[Start of Attachment]

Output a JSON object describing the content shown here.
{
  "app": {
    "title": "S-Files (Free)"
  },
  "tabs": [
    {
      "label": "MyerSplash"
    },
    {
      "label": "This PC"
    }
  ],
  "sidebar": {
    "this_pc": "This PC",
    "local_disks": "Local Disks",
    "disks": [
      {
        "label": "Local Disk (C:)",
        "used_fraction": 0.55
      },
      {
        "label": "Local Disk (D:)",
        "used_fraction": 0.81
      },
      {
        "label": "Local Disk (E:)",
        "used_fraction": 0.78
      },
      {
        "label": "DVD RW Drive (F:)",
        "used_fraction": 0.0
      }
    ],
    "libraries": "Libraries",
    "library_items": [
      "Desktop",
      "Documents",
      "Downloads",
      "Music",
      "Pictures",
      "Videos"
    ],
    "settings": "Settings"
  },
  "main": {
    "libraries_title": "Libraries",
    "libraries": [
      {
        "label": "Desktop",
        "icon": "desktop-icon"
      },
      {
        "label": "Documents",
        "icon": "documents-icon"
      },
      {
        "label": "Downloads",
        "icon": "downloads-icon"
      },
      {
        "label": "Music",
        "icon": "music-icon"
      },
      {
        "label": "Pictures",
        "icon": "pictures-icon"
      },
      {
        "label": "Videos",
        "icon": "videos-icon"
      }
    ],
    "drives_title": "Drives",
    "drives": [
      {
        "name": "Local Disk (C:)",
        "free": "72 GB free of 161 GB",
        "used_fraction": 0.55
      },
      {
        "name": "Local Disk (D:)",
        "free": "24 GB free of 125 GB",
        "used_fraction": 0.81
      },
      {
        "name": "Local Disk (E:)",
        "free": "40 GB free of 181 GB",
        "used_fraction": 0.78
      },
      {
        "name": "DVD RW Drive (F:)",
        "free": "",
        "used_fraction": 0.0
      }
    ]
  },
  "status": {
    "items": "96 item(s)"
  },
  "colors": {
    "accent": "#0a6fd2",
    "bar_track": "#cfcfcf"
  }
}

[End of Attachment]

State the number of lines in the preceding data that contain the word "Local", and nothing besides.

7